User-centred design and traffic cones

To most, I'm a Web Designer. Within the industry, my job title is the more niche "User Experience Designer". That means it's my job not only to design websites, but to ensure the experience of using them is a pleasant and easy one. Part of my role includes labelling: choosing which words get used for which tasks to make a message easier to understand. For instance, I'd never put a "submit" button at the end of a contact form (its a very techy and unfriendly word), my button would say something more personable and hopefully easier for everyone to understand, like "send it now". (my friend Stuart has pointed out to me that the comments form on this very blog has a 'submit' button. my excuse? I've used a pre-made template for this website, as I'm such a web design perfectionist that my own design for the site is in its fifth iteration and I'm so far not happy enough with it to launch it!!)

This is a practice which should be applied in many offline situations too, and it was whilst driving to Lewes today that I noticed what appalling labelling we have on UK road works signs.

First, I spotted "Adverse camber" and wasn't exactly sure what it meant. I knew the camber is the shape of the road, usually curving up to the middle. Since the traffic was being channelled across to the 'wrong' side of the road, I assumed the camber would become opposite to normal... but I wasn't sure that's what the sign meant. My passenger, an English Language graduate, expected 'adverse' to mean difficult (from a slightly inaccurate definition of 'adversity'). In actual fact, there was very little change in the road surface so the sign wasn't even needed.

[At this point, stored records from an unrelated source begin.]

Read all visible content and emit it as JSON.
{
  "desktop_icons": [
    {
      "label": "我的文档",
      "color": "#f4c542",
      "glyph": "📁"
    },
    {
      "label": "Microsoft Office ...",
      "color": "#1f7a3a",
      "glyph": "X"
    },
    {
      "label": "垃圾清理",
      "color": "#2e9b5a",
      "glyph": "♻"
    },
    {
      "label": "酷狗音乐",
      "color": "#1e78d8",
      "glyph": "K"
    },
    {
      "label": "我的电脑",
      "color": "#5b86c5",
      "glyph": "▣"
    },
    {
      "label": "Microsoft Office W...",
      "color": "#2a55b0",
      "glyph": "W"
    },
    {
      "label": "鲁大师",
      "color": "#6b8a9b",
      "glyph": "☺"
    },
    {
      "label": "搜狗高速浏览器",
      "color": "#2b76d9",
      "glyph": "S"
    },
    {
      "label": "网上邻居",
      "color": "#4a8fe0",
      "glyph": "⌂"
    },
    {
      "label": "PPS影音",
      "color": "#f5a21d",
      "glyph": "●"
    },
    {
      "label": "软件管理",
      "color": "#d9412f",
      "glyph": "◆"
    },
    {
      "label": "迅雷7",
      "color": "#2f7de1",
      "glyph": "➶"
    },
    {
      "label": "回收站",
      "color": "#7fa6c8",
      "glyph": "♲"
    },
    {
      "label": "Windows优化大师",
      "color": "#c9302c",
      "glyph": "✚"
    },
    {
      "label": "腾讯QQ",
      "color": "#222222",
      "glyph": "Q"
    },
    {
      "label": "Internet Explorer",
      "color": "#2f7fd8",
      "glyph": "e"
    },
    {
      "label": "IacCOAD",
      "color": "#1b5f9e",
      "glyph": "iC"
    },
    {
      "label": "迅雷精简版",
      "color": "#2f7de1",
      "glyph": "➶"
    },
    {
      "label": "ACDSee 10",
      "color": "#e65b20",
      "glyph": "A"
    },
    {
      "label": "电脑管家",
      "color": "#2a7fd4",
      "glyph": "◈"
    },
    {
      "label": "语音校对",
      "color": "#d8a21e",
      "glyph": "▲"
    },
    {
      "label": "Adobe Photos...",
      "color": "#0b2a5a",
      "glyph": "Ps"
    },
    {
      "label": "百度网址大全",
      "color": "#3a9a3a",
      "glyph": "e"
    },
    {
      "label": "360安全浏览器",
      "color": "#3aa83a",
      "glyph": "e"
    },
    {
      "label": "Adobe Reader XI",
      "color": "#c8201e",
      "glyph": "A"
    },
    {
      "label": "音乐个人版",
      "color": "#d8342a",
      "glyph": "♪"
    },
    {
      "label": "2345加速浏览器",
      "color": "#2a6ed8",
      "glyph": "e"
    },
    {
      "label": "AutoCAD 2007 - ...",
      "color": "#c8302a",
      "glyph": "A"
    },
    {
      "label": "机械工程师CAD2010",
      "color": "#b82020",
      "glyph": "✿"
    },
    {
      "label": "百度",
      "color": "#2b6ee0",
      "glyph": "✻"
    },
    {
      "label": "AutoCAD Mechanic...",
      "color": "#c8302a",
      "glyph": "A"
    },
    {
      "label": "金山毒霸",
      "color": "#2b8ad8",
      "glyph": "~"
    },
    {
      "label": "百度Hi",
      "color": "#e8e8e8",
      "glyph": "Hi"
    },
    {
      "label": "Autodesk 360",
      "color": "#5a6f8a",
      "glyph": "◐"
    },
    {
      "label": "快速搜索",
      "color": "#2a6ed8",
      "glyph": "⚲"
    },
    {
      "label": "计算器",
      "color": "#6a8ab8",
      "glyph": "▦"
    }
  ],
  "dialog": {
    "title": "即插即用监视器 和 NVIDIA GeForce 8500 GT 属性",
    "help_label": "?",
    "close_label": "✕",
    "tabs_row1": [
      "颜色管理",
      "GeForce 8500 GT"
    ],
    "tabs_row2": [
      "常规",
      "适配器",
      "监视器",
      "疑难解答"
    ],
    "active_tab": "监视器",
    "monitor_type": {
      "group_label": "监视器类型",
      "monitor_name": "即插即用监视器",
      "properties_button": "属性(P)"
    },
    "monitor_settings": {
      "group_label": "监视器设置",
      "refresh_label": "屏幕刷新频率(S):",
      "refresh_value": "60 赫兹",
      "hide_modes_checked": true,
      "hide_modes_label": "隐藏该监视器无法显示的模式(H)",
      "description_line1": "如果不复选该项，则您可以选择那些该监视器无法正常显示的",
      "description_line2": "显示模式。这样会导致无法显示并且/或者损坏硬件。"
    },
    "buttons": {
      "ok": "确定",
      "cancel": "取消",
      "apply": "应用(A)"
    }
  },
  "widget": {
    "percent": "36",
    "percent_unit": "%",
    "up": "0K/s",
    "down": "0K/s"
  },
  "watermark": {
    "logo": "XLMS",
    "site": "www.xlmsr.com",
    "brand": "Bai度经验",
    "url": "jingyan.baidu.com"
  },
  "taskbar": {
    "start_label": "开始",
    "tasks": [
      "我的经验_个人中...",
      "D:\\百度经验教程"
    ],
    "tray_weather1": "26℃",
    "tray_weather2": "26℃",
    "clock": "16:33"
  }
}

But if it had been, perhaps a better wording would be "road tips to right".

Secondly, I saw some sort of crane bearing the warning "Caution: operatives in road". Why "operatives"? Why not the more common (and less confusing) "operators", or (the much less confusing) "men". Presumably, in today's world of political correctness they can't say "men". But in a potentially dangerous situation where the safety of your workers depends on a message being conveyed to drivers quickly and clearly, "men in road" could be life-savingly faster to understand than "operatives in road".

For more on this topic, read "Airport User Experience”, a blog post by Andy Budd.